It's been 150 years since Scottish Physicist James Clerk Maxwell showed off the world's first colour photograph at a Royal Institution lecture in London. His discovery is incredible but, technically, it shouldn't have worked.
Best known for formulating classical electromagnetic theory and demonstrating that electricity, magnetism and light are all permutations of the electromagnetic field, James Clerk Maxwell's research in optics led him to hypothesise the three-colour method in 1855. The three-colour method is based around the three types of colour-sensing cones in the human eye: red, green or blue. Maxwell figured that the human eye could be fooled into seeing a full colour picture if three slides of the appropriate colour in the proper proportions were overlaid.

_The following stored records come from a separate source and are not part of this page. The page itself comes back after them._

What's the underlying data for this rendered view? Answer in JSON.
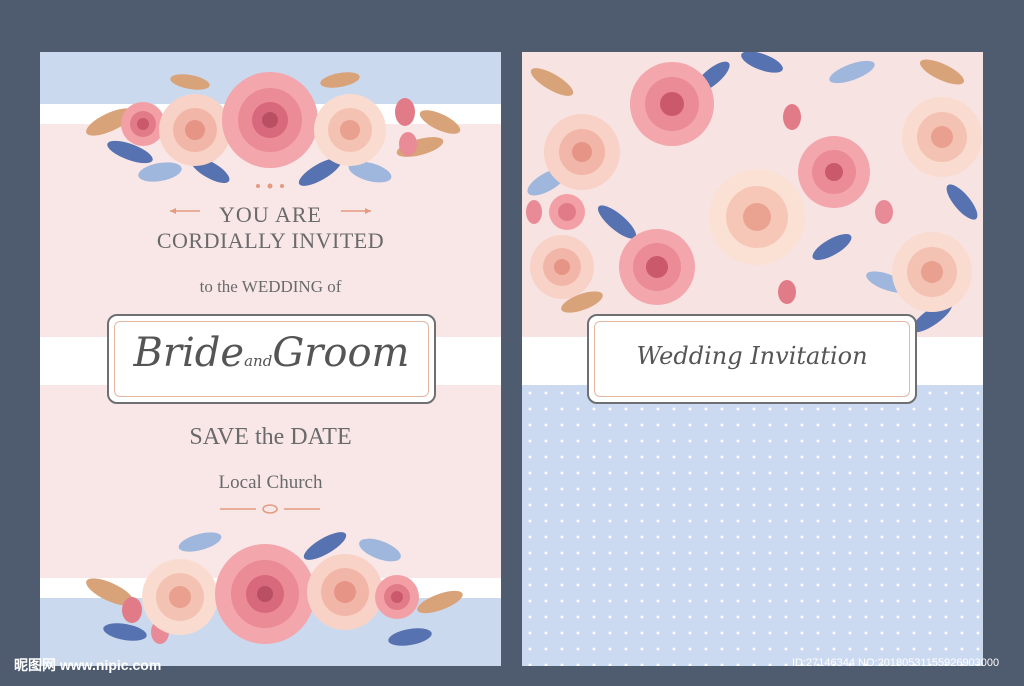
{
  "left_card": {
    "line1": "YOU ARE",
    "line2": "CORDIALLY INVITED",
    "line3": "to the WEDDING of",
    "names_main1": "Bride",
    "names_and": "and",
    "names_main2": "Groom",
    "save_date": "SAVE the DATE",
    "location": "Local Church"
  },
  "right_card": {
    "title": "Wedding Invitation"
  },
  "watermark": {
    "left": "昵图网 www.nipic.com",
    "right": "ID:27146344 NO:20180531155926903000"
  },
  "colors": {
    "background": "#4f5b6e",
    "blush": "#fbe9ea",
    "powder_blue": "#cbd9ee",
    "rose": "#e98b97",
    "peach": "#f6c3b4",
    "leaf_blue": "#5672b0",
    "leaf_gold": "#d9a37a",
    "text_gray": "#6a6a6a",
    "frame_gray": "#6d6f73"
  }
}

To demonstrate this effect, he and his assistant created the composite picture of a tartan ribbon you see above from three monochrome images, each filtered for a specific colour. The only problem was that the emulsion that he used to capture the monochrome images was really only reactive to blue light. The green light emulsion barely registered anything outside the blue-green spectrum and the red light emulsion did nothing at all. So how did he end up getting a full-colour image? Turns out the ferric thiocyanate he used as the red filter allows a large amount of ultraviolet light to pass through and red-dyed fabrics tend to reflect ultraviolet light as well as red. The red colour he produced was not from the visual spectrum at all, instead he created a full colour image from the ultraviolet, blue-green, blue spectrums.
Maxwell succeeded in creating the world's first durable colour photograph - but for the wrong reasons. So happy birthday, colour photography, you're one of our favourite accidents.